April 29, 2009 9:15 AM

Liberal Democrat Defra Spokesperson Tim Farron has accused the Government of being complacent in its handling of the UK's bluetongue crisis after it was revealed that millions of doses of vaccine could be thrown away. This means that the number of animals that have been immunised is much lower than the government's targets - leaving the door open to dangerous outbreaks this summer.

Figures from Defra have previously shown that uptake of the vaccine has ranged from more than 95% to less than 30%. Mr Farron has called on Defra to step up efforts to increase the uptake of the vaccine with proactive road shows - especially in areas where uptake is thought to be low such as the north of England. Local farmers are being encouraged to buy Defra's remaining stocks of vaccine, warning that, once stock is gone, the vaccines available on the free market will be more expensive.

Mr Farron has also criticised Defra for their decision to push through licences for vaccines against BTV1 to prepare the UK for any new outbreaks without issuing a tender for any supplies.

Commenting Mr Farron said:

"The news that Defra ignored warnings about excess doses of vaccine and will now have to throw away millions of does is typical of this Government's handling of the bluetongue crisis, which has been bungled from start to finish.

"It's generally agreed that at least 80% of flocks need to be vaccinated, but in areas of the North West and particularly in Cumbria, we believe that they are nowhere near this target.

"With the increased temperatures of summer just around the corner, there is a very real danger that we will start to see the disease spread into areas further north and west where there is a far more limited uptake of the bluetongue vaccine.

"The Government should be doing all they can to ensure as many livestock farmers as possible vaccinate their flocks. With that in mind why have they decided to push through the licenses for vaccines against BTV1 without issuing the tender for any suppliers?"

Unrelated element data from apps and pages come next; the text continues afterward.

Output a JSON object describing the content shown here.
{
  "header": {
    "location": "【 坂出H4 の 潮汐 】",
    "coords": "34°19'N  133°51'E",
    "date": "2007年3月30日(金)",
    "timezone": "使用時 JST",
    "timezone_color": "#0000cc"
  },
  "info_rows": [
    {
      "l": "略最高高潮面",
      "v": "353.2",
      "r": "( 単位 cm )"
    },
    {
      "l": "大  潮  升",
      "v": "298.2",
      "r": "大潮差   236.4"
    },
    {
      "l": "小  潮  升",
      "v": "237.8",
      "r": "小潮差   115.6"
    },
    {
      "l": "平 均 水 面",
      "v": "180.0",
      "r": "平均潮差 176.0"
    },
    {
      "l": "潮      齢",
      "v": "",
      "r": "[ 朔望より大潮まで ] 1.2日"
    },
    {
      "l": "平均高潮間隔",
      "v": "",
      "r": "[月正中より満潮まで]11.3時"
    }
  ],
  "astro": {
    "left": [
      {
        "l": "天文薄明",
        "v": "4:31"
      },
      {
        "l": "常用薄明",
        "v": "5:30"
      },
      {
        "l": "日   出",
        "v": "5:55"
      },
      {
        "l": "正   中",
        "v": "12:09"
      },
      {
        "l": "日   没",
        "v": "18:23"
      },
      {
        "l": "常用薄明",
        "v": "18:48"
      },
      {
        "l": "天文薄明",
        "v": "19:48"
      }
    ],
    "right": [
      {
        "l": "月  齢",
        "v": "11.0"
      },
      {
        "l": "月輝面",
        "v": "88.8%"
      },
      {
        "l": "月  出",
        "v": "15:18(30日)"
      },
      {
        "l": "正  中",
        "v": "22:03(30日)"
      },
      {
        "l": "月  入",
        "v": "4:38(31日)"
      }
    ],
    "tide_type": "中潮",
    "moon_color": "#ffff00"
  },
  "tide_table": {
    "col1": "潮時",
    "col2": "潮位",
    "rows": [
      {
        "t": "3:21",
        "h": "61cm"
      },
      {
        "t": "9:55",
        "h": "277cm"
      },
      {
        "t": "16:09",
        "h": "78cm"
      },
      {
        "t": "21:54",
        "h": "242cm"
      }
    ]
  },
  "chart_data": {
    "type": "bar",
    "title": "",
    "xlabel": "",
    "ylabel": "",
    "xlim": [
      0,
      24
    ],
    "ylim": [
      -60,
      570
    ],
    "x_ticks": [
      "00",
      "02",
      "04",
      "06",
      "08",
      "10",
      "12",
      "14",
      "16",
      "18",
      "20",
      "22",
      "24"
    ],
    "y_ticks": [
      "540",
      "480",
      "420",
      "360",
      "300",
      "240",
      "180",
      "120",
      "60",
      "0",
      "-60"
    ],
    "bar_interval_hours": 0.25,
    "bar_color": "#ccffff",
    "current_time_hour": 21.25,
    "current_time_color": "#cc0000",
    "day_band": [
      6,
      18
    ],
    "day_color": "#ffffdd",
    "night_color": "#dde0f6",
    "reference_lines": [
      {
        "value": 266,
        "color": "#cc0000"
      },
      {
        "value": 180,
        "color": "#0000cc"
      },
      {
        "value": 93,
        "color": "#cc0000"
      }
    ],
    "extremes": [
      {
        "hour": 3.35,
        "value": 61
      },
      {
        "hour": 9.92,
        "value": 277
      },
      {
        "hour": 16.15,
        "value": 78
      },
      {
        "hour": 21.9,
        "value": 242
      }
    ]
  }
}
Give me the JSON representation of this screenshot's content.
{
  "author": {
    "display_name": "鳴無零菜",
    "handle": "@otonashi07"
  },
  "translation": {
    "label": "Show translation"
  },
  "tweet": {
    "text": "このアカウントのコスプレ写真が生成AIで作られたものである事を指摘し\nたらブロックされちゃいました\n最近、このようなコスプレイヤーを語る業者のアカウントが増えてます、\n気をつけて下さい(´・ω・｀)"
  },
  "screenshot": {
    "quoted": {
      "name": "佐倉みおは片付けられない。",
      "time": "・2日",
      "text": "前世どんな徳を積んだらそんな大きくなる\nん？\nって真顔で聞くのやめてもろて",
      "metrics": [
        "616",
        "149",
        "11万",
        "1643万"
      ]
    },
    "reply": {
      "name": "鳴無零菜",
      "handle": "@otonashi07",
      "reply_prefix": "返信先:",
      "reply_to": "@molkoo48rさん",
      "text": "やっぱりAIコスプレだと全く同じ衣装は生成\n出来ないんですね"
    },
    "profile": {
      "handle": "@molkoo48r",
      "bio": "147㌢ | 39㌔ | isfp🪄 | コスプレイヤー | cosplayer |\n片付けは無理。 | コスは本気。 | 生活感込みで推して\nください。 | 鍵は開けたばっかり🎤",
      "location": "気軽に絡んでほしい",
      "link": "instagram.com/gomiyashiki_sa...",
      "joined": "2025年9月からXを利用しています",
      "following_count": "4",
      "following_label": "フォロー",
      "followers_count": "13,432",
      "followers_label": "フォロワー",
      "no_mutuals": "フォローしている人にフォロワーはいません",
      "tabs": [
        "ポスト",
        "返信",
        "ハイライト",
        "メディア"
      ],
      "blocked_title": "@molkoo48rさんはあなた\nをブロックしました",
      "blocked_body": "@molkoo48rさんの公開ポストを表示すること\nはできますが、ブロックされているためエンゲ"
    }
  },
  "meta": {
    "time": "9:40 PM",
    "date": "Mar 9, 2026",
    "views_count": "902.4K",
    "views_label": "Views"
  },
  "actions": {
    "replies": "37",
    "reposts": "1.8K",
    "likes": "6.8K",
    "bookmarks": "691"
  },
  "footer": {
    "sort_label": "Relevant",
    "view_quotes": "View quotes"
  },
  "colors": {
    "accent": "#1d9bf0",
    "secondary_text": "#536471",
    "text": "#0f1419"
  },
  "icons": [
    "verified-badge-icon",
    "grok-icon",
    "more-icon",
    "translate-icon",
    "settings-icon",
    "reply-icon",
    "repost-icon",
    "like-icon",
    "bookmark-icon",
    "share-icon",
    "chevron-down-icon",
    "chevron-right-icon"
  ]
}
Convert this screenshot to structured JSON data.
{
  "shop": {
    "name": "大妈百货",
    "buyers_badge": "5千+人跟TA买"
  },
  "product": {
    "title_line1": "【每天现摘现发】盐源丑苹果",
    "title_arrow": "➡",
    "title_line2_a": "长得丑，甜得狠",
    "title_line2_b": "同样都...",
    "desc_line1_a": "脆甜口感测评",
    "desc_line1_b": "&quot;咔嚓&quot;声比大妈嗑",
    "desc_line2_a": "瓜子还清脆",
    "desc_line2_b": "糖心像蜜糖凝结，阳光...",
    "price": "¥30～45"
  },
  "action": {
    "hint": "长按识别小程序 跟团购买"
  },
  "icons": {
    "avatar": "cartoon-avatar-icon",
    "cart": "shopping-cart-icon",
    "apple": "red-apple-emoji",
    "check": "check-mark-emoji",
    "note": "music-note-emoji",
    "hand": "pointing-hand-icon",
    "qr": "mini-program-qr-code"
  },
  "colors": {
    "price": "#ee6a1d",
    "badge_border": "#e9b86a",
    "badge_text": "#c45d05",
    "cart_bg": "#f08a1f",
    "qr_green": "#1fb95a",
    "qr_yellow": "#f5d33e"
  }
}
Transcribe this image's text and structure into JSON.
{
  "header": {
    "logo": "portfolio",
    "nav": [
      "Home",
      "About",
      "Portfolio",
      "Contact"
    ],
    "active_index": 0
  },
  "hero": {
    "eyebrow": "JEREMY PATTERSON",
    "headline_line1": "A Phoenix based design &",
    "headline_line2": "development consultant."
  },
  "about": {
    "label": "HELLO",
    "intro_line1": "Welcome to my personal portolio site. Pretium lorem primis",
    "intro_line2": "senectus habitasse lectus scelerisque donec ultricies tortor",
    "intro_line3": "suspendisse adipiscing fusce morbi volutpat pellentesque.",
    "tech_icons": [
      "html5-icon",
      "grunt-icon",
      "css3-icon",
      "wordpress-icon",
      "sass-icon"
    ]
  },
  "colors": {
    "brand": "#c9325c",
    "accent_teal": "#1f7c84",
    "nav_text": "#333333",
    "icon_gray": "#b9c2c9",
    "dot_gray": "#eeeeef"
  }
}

"Defra should instruct their bluetongue 'roadshow' to target areas which have had a poor uptake of the vaccine and help educate farmers about the dangers of not vaccinating their livestock. Farmers understandably don't want to be lectured, but unless they choose to take the vaccine from Defra, they will be forced to buy it on the free market at far greater cost."